─── PROVIDED MATERIAL ───

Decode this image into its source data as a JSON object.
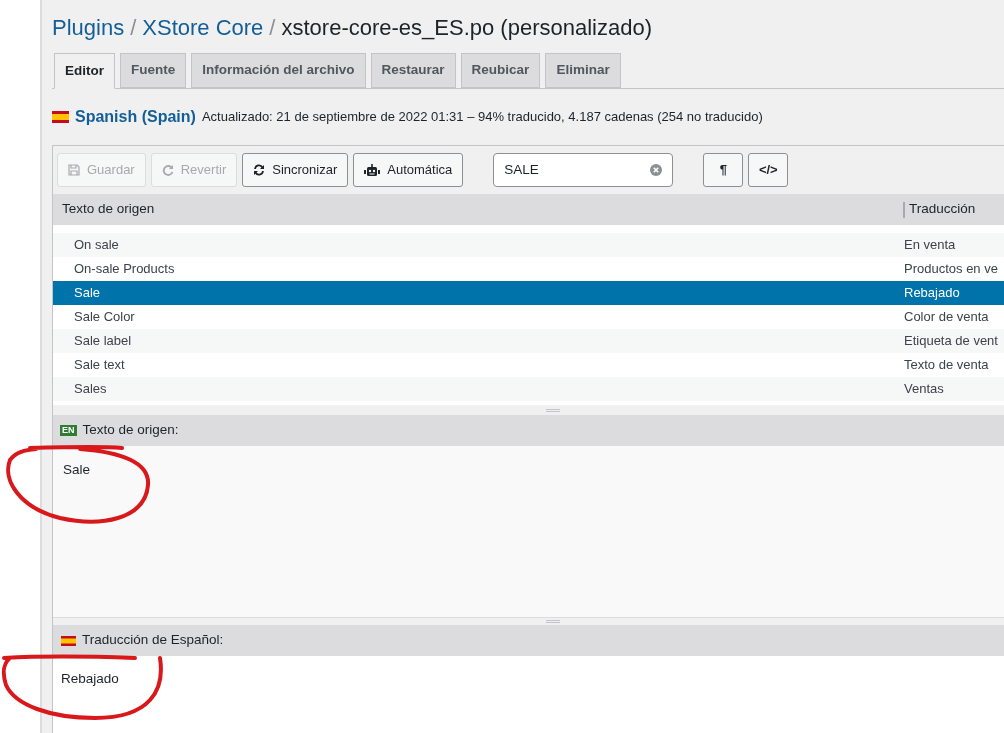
{
  "breadcrumb": [
    {
      "text": "Plugins",
      "kind": "link"
    },
    {
      "text": "/",
      "kind": "separator"
    },
    {
      "text": "XStore Core",
      "kind": "link"
    },
    {
      "text": "/",
      "kind": "separator"
    },
    {
      "text": "xstore-core-es_ES.po (personalizado)",
      "kind": "current"
    }
  ],
  "tabs": [
    {
      "label": "Editor",
      "selected": true
    },
    {
      "label": "Fuente",
      "selected": false
    },
    {
      "label": "Información del archivo",
      "selected": false
    },
    {
      "label": "Restaurar",
      "selected": false
    },
    {
      "label": "Reubicar",
      "selected": false
    },
    {
      "label": "Eliminar",
      "selected": false
    }
  ],
  "locale": {
    "name": "Spanish (Spain)",
    "summary": "Actualizado: 21 de septiembre de 2022 01:31 – 94% traducido, 4.187 cadenas (254 no traducido)"
  },
  "toolbar": {
    "buttons": [
      {
        "label": "Guardar",
        "kind": "save",
        "disabled": true
      },
      {
        "label": "Revertir",
        "kind": "revert",
        "disabled": true
      },
      {
        "label": "Sincronizar",
        "kind": "sync",
        "disabled": false
      },
      {
        "label": "Automática",
        "kind": "robot",
        "disabled": false
      }
    ],
    "search": {
      "value": "SALE"
    },
    "toggles": [
      "¶",
      "</>"
    ]
  },
  "table": {
    "columns": [
      "Texto de origen",
      "Traducción"
    ],
    "rows": [
      {
        "source": "On sale",
        "translation": "En venta",
        "selected": false
      },
      {
        "source": "On-sale Products",
        "translation": "Productos en ve",
        "selected": false
      },
      {
        "source": "Sale",
        "translation": "Rebajado",
        "selected": true
      },
      {
        "source": "Sale Color",
        "translation": "Color de venta",
        "selected": false
      },
      {
        "source": "Sale label",
        "translation": "Etiqueta de vent",
        "selected": false
      },
      {
        "source": "Sale text",
        "translation": "Texto de venta",
        "selected": false
      },
      {
        "source": "Sales",
        "translation": "Ventas",
        "selected": false
      }
    ]
  },
  "source_panel": {
    "badge": "EN",
    "label": "Texto de origen:",
    "text": "Sale"
  },
  "translation_panel": {
    "label": "Traducción de Español:",
    "text": "Rebajado"
  }
}
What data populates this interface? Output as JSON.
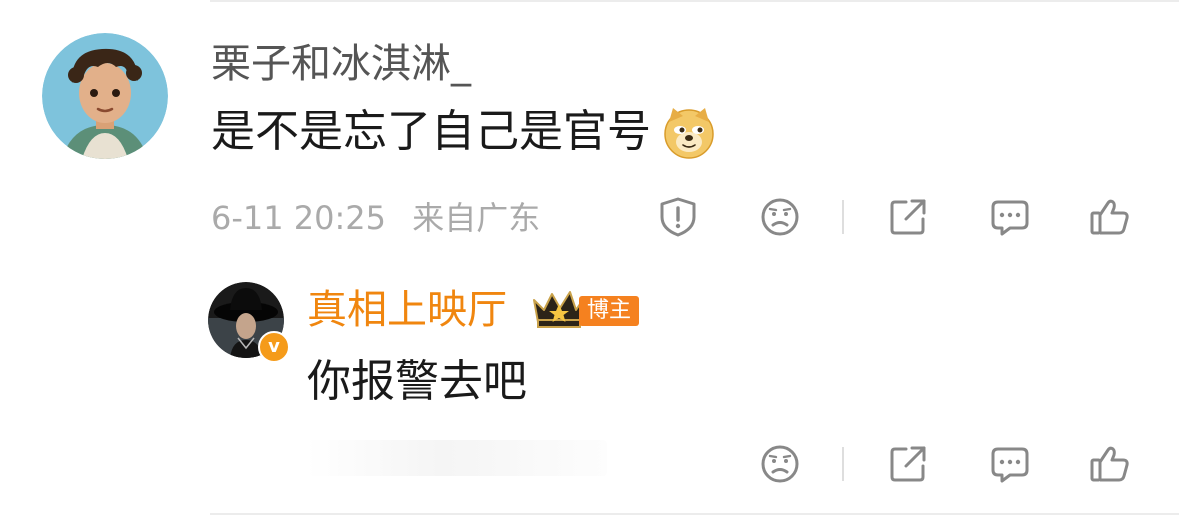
{
  "comment": {
    "username": "栗子和冰淇淋_",
    "text": "是不是忘了自己是官号",
    "emoji": "doge-emoji",
    "date": "6-11 20:25",
    "location": "来自广东",
    "actions": [
      "report-icon",
      "dislike-icon",
      "share-icon",
      "reply-icon",
      "like-icon"
    ]
  },
  "reply": {
    "username": "真相上映厅",
    "badge": "v-verified",
    "tag": "博主",
    "text": "你报警去吧",
    "actions": [
      "dislike-icon",
      "share-icon",
      "reply-icon",
      "like-icon"
    ]
  },
  "colors": {
    "username_gray": "#555555",
    "text_black": "#1a1a1a",
    "meta_gray": "#aaaaaa",
    "blogger_orange": "#f0860f",
    "tag_orange": "#f5811f",
    "icon_gray": "#888888"
  }
}
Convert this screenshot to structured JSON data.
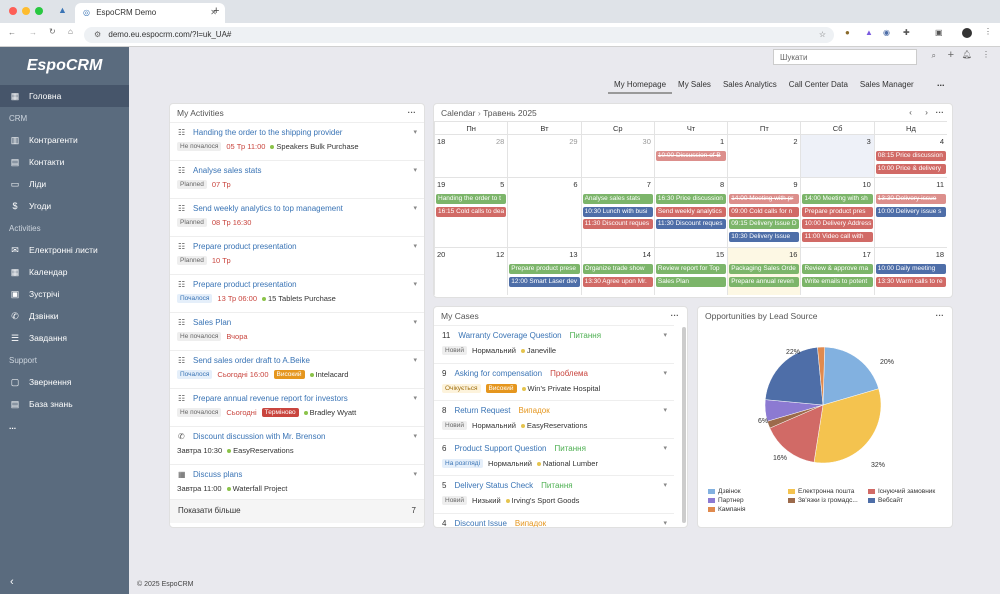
{
  "browser": {
    "tab_title": "EspoCRM Demo",
    "url": "demo.eu.espocrm.com/?l=uk_UA#"
  },
  "sidebar": {
    "logo": "EspoCRM",
    "items": [
      {
        "label": "Головна",
        "icon": "grid-icon"
      },
      {
        "label": "CRM",
        "section": true
      },
      {
        "label": "Контрагенти",
        "icon": "building-icon"
      },
      {
        "label": "Контакти",
        "icon": "contact-card-icon"
      },
      {
        "label": "Ліди",
        "icon": "id-card-icon"
      },
      {
        "label": "Угоди",
        "icon": "dollar-icon"
      },
      {
        "label": "Activities",
        "section": true
      },
      {
        "label": "Електронні листи",
        "icon": "envelope-icon"
      },
      {
        "label": "Календар",
        "icon": "calendar-icon"
      },
      {
        "label": "Зустрічі",
        "icon": "meeting-icon"
      },
      {
        "label": "Дзвінки",
        "icon": "phone-icon"
      },
      {
        "label": "Завдання",
        "icon": "tasks-icon"
      },
      {
        "label": "Support",
        "section": true
      },
      {
        "label": "Звернення",
        "icon": "inbox-icon"
      },
      {
        "label": "База знань",
        "icon": "book-icon"
      }
    ],
    "more": "...",
    "collapse": "‹"
  },
  "search": {
    "placeholder": "Шукати"
  },
  "tabs": [
    "My Homepage",
    "My Sales",
    "Sales Analytics",
    "Call Center Data",
    "Sales Manager"
  ],
  "tabs_more": "...",
  "activities": {
    "title": "My Activities",
    "items": [
      {
        "title": "Handing the order to the shipping provider",
        "status": "Не почалося",
        "date": "05 Тр 11:00",
        "date_red": true,
        "related": "Speakers Bulk Purchase",
        "icon": "task"
      },
      {
        "title": "Analyse sales stats",
        "status": "Planned",
        "date": "07 Тр",
        "date_red": true,
        "icon": "task"
      },
      {
        "title": "Send weekly analytics to top management",
        "status": "Planned",
        "date": "08 Тр 16:30",
        "date_red": true,
        "icon": "task"
      },
      {
        "title": "Prepare product presentation",
        "status": "Planned",
        "date": "10 Тр",
        "date_red": true,
        "icon": "task"
      },
      {
        "title": "Prepare product presentation",
        "status": "Почалося",
        "status_blue": true,
        "date": "13 Тр 06:00",
        "date_red": true,
        "related": "15 Tablets Purchase",
        "icon": "task"
      },
      {
        "title": "Sales Plan",
        "status": "Не почалося",
        "date": "Вчора",
        "date_red": true,
        "icon": "task"
      },
      {
        "title": "Send sales order draft to A.Beike",
        "status": "Почалося",
        "status_blue": true,
        "date": "Сьогодні 16:00",
        "date_red": true,
        "priority": "Високий",
        "priority_class": "orange",
        "related": "Intelacard",
        "icon": "task"
      },
      {
        "title": "Prepare annual revenue report for investors",
        "status": "Не почалося",
        "date": "Сьогодні",
        "date_red": true,
        "priority": "Терміново",
        "priority_class": "red",
        "related": "Bradley Wyatt",
        "icon": "task"
      },
      {
        "title": "Discount discussion with Mr. Brenson",
        "date": "Завтра 10:30",
        "related": "EasyReservations",
        "icon": "phone"
      },
      {
        "title": "Discuss plans",
        "date": "Завтра 11:00",
        "related": "Waterfall Project",
        "icon": "meeting"
      }
    ],
    "show_more": "Показати більше",
    "count": "7"
  },
  "calendar": {
    "title": "Calendar",
    "month": "Травень 2025",
    "days": [
      "Пн",
      "Вт",
      "Ср",
      "Чт",
      "Пт",
      "Сб",
      "Нд"
    ],
    "weeks": [
      {
        "week": "18",
        "dates": [
          "28",
          "29",
          "30",
          "1",
          "2",
          "3",
          "4"
        ]
      },
      {
        "week": "19",
        "dates": [
          "5",
          "6",
          "7",
          "8",
          "9",
          "10",
          "11"
        ]
      },
      {
        "week": "20",
        "dates": [
          "12",
          "13",
          "14",
          "15",
          "16",
          "17",
          "18"
        ]
      }
    ],
    "events": [
      [
        "10:00 Discussion of B",
        "08:15 Price discussion",
        "10:00 Price & delivery"
      ],
      [
        "Handing the order to t",
        "16:15 Cold calls to dea",
        "Analyse sales stats",
        "10:30 Lunch with busi",
        "11:30 Discount reques",
        "16:30 Price discussion",
        "Send weekly analytics",
        "11:30 Discount reques",
        "14:00 Meeting with pr",
        "09:00 Cold calls for n",
        "09:15 Delivery Issue D",
        "10:30 Delivery Issue",
        "14:00 Meeting with sh",
        "Prepare product pres",
        "10:00 Delivery Address",
        "11:00 Video call with",
        "13:30 Delivery issue",
        "10:00 Delivery issue s",
        "11:00 Lunch with top n"
      ],
      [
        "Prepare product prese",
        "12:00 Smart Laser dev",
        "Organize trade show",
        "13:30 Agree upon Mr.",
        "Review report for Top",
        "Sales Plan",
        "Packaging Sales Orde",
        "Prepare annual reven",
        "Review & approve ma",
        "Write emails to potent",
        "10:00 Daily meeting",
        "13:30 Warm calls to re"
      ]
    ]
  },
  "cases": {
    "title": "My Cases",
    "items": [
      {
        "num": "11",
        "title": "Warranty Coverage Question",
        "type": "Питання",
        "type_color": "#4caf50",
        "status": "Новий",
        "priority": "Нормальний",
        "account": "Janeville"
      },
      {
        "num": "9",
        "title": "Asking for compensation",
        "type": "Проблема",
        "type_color": "#c9453e",
        "status": "Очікується",
        "priority": "Високий",
        "priority_badge": true,
        "account": "Win's Private Hospital"
      },
      {
        "num": "8",
        "title": "Return Request",
        "type": "Випадок",
        "type_color": "#e5961e",
        "status": "Новий",
        "priority": "Нормальний",
        "account": "EasyReservations"
      },
      {
        "num": "6",
        "title": "Product Support Question",
        "type": "Питання",
        "type_color": "#4caf50",
        "status": "На розгляді",
        "priority": "Нормальний",
        "account": "National Lumber"
      },
      {
        "num": "5",
        "title": "Delivery Status Check",
        "type": "Питання",
        "type_color": "#4caf50",
        "status": "Новий",
        "priority": "Низький",
        "account": "Irving's Sport Goods"
      },
      {
        "num": "4",
        "title": "Discount Issue",
        "type": "Випадок",
        "type_color": "#e5961e"
      }
    ]
  },
  "chart_data": {
    "type": "pie",
    "title": "Opportunities by Lead Source",
    "slices": [
      {
        "label": "Дзвінок",
        "value": 20,
        "color": "#82b1e0"
      },
      {
        "label": "Електронна пошта",
        "value": 32,
        "color": "#f4c34f"
      },
      {
        "label": "Існуючий замовник",
        "value": 16,
        "color": "#d16a66"
      },
      {
        "label": "Партнер",
        "value": 6,
        "color": "#8c7ad2"
      },
      {
        "label": "Зв'язки із громадс...",
        "value": 2,
        "color": "#9c6a4b"
      },
      {
        "label": "Вебсайт",
        "value": 22,
        "color": "#4e6ea8"
      },
      {
        "label": "Кампанія",
        "value": 2,
        "color": "#e08a4e"
      }
    ],
    "slice_labels": [
      "20%",
      "32%",
      "16%",
      "6%",
      "22%"
    ],
    "legend_position": "bottom"
  },
  "footer": "© 2025 EspoCRM"
}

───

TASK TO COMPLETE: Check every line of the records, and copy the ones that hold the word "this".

RESULT BELOW:
Decode this image into its source data as a JSON object.
What data populates this interface? Output as JSON.
Convert this screenshot to structured JSON data.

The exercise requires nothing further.